The No. 1 Beatles Hit John Lennon Believed Paul McCartney Wrote About Yoko
By early 1969, The Beatles had more than their share of problems. In the Let It Be documentary, viewers see some of these issues play out in front of the cameras. But the band still had a lot left in the tank.
When the Fab Four plays on the roof of Apple studios at the end of the film, you see Paul McCartney and John Lennon get swept up in the performance. John seems particularly exuberant during the set, which included his funky guitar solo on “Get Back.”
That track, written by Paul, represented everything he’d wanted for the band in this period (“As live as live can be in this electronic age … The Beatles, as nature intended,” a press release written by Paul said). But the song’s subject matter became a source of controversy later.
Originally conceived of as a “racial satire,” Paul eventually settled on the harmless-enough tale of Jojo and Loretta. Looking back on the track a decade later, John saw it as a message Paul had directed at Yoko Ono.
John believed ‘Get Back’ contained a hidden message for Yoko
Speaking with Playboy’s David Sheff in 1980, John gamely ran through all his Beatles songs, identifying the author and anything special he remembered about the composition or recording. When they got to “Get Back,” everything started out normally.
John identified the track as Paul’s and described it as “a potboiler rewrite” (basically, an upbeat song). After Sheff asks if it’s a true story, John says it wasn’t. Then he takes it in a different direction. “I think there’s some underlying thing about Yoko in there,” he says.
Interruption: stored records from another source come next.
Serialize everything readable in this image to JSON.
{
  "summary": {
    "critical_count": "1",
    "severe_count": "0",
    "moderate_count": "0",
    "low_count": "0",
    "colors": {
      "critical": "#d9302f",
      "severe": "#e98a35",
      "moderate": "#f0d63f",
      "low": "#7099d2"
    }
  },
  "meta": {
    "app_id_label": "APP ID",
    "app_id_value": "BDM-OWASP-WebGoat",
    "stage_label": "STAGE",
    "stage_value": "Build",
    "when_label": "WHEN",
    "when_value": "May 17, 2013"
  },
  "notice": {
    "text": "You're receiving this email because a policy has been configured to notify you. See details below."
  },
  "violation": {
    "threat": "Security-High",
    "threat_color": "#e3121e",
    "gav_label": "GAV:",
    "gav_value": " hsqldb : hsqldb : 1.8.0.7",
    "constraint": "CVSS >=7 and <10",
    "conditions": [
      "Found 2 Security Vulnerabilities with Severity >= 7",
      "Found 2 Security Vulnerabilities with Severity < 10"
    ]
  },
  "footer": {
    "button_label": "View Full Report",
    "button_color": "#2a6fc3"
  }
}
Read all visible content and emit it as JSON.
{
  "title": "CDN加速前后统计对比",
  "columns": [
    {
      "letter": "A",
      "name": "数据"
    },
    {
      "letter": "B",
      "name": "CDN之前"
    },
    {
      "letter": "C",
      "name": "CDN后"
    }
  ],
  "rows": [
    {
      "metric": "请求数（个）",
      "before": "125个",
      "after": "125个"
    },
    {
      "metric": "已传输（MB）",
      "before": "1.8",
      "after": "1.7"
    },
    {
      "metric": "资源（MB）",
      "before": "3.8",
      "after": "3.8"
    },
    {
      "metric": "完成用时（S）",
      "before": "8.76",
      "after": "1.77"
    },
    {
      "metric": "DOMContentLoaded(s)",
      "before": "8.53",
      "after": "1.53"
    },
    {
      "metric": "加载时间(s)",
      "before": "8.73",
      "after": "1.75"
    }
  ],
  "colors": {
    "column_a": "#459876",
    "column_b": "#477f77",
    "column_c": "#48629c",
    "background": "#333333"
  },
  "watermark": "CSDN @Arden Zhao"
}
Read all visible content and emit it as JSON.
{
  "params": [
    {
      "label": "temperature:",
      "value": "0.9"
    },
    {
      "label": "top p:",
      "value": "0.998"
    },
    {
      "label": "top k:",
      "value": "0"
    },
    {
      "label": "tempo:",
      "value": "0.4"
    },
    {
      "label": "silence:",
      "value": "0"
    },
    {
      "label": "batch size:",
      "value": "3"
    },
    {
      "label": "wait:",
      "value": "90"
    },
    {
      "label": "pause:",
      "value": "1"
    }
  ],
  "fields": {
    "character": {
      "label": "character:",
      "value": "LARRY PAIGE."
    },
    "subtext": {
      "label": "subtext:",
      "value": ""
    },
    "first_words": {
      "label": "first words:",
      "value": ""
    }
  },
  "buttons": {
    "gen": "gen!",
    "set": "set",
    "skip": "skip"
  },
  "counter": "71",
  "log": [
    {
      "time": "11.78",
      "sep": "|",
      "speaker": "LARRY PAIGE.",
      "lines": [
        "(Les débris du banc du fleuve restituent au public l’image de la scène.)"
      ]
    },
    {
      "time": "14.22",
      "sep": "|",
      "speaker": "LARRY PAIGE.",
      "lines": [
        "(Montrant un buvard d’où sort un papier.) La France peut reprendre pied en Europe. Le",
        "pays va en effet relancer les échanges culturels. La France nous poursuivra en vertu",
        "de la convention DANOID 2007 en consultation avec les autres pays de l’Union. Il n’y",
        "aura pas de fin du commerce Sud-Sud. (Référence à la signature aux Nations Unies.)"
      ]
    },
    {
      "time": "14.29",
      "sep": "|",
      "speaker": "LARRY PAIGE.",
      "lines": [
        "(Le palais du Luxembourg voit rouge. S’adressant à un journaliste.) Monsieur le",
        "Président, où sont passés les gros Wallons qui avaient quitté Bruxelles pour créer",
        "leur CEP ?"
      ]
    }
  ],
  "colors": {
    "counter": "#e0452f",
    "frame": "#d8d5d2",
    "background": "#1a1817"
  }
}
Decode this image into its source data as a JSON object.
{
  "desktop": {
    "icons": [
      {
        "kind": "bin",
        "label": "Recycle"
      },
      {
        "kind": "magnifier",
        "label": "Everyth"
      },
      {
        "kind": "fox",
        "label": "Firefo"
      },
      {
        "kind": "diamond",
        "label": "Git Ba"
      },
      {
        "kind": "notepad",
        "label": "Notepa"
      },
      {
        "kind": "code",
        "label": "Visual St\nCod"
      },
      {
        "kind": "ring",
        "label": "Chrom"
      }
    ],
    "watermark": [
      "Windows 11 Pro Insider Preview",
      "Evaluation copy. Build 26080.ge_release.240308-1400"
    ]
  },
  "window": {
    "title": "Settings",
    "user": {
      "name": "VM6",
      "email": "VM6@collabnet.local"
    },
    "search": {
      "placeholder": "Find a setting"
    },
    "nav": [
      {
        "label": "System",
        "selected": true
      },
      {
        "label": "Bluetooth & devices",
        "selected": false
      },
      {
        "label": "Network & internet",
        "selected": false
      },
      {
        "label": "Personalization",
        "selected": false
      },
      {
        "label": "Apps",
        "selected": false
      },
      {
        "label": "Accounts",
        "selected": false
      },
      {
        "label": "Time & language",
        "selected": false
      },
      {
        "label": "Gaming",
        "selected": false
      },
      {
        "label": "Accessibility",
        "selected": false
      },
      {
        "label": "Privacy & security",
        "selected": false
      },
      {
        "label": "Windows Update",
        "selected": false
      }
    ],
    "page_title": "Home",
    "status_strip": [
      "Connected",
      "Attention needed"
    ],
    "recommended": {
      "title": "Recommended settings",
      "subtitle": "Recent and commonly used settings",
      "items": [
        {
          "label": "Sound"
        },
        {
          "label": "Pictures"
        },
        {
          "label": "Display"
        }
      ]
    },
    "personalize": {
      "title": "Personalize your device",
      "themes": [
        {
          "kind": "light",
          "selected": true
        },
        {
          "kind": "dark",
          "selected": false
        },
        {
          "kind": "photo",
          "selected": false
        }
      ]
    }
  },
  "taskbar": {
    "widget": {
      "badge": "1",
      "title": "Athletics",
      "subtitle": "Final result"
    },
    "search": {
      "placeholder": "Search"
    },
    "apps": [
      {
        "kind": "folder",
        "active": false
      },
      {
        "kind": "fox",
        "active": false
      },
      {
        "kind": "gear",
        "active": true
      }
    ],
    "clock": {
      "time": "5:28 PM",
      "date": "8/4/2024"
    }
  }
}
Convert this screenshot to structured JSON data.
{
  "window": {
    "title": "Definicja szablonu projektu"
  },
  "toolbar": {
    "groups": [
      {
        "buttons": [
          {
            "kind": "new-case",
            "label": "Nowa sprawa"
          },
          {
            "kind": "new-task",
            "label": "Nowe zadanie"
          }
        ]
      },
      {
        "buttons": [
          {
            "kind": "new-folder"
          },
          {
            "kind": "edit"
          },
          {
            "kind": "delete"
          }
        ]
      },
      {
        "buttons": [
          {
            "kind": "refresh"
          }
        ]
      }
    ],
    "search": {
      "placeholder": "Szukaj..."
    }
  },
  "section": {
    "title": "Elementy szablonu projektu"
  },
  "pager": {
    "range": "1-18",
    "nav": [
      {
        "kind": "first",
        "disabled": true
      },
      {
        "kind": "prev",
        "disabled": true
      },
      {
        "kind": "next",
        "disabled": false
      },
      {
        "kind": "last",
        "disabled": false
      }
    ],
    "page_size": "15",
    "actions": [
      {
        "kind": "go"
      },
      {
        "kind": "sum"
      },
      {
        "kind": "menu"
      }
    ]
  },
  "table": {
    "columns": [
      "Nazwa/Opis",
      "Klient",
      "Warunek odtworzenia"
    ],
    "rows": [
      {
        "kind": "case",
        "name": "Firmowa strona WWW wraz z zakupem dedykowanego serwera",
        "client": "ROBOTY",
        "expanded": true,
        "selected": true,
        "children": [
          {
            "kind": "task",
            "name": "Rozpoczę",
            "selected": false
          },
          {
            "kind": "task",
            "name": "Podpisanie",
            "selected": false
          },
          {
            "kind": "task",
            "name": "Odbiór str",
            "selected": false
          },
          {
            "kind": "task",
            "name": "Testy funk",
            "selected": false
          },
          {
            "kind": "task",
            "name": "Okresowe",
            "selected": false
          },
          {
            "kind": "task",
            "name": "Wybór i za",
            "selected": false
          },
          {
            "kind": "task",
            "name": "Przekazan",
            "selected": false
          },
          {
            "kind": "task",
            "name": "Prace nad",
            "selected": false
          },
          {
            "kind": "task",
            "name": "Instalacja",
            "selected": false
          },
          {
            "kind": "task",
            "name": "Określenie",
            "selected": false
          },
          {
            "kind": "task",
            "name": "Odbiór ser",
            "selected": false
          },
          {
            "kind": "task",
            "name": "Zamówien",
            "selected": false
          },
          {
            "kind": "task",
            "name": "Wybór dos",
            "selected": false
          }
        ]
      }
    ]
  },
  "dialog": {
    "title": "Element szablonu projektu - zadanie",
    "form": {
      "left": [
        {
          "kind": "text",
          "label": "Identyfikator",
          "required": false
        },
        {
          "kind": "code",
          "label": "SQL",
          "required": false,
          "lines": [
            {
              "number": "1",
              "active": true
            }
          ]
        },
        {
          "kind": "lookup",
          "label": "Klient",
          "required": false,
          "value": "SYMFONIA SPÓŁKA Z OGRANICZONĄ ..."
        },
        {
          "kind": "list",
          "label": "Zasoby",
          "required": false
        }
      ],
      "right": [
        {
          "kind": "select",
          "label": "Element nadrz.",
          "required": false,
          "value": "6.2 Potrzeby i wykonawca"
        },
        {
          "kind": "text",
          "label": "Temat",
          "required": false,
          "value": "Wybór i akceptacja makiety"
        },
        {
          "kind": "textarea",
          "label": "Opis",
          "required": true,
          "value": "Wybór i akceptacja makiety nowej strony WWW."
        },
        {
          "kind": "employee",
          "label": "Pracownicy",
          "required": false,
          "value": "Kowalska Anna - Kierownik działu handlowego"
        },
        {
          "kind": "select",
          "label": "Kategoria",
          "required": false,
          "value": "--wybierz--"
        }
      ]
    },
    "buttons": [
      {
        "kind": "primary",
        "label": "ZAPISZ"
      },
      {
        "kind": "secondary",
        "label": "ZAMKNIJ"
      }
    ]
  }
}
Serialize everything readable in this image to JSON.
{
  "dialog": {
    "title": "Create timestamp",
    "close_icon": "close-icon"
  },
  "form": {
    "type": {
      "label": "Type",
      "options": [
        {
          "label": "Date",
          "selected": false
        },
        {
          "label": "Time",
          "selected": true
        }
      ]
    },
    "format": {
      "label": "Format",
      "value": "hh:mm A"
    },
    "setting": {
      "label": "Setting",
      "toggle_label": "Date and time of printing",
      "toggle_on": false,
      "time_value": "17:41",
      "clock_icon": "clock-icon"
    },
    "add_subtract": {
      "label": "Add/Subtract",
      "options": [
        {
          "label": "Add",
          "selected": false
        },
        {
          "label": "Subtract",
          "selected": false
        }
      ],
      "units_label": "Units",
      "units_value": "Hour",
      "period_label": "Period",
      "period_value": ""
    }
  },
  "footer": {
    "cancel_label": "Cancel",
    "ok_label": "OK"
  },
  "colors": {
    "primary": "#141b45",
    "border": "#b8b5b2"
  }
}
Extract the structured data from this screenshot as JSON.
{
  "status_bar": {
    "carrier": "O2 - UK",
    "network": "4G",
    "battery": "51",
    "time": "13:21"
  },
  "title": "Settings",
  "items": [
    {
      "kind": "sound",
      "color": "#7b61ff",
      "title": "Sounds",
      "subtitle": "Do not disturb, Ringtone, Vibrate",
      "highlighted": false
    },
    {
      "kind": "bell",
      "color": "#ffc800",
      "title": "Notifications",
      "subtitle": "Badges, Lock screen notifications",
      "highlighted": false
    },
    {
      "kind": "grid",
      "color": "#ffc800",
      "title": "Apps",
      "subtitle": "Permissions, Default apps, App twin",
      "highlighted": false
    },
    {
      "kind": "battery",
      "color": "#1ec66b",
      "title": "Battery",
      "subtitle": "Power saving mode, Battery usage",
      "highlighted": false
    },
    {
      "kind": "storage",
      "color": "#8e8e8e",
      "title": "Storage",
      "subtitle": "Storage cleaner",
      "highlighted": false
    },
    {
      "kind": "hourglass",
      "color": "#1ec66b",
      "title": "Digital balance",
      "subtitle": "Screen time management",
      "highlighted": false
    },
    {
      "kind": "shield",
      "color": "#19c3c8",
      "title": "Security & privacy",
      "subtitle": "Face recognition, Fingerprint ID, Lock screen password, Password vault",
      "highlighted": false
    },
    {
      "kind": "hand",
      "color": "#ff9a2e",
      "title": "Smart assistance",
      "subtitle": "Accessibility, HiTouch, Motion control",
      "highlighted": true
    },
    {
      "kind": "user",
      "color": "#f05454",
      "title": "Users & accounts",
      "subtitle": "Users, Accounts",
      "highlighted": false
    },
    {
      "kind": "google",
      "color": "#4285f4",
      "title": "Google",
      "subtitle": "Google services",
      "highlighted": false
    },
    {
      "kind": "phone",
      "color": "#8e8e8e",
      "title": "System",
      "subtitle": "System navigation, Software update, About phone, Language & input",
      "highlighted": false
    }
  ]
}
Sheff asks what he meant by that. “You know, ‘Get back to where you once belonged.’ Every time he sang the line in the studio, he’d look at Yoko.” At that point, Sheff couldn’t believe what he was hearing. “Are you kidding?” he asks John.
“No,” John replies. “But maybe he’ll say I’m paranoid. You know, he can say, ‘I’m a normal family man. [John and Yoko] are freaks.’ That’ll leave him a chance to say that one.”
The Beatles never released the earlier versions of ‘Get Back’
Before “Get Back” zeroed in on Jojo and Loretta (who thought she was a woman), the song had very different lyrics. As a 2013 Salon piece detailed, Paul originally wrote the track to condemn an anti-immigrant member of Parliament named Enoch Powell.
Coming from the point-of-view of someone like Powell, Paul had a character ranting about “Pakistanis taking all the people’s jobs.” But those lyrics, which the Salon writer described as “racist satire,” got buried with the other tapes in the archive.
Even though Beatles fans never got to hear this version on an official release, John certainly knew it. But still he had his own ideas by the time he spoke to Sheff for his Playboy interviews some 12 years later.
To John, Paul was sending a message to Yoko. And, going by John’s interviews went, he might come up with a different interpretation the following day. But he wouldn’t regret saying it either way.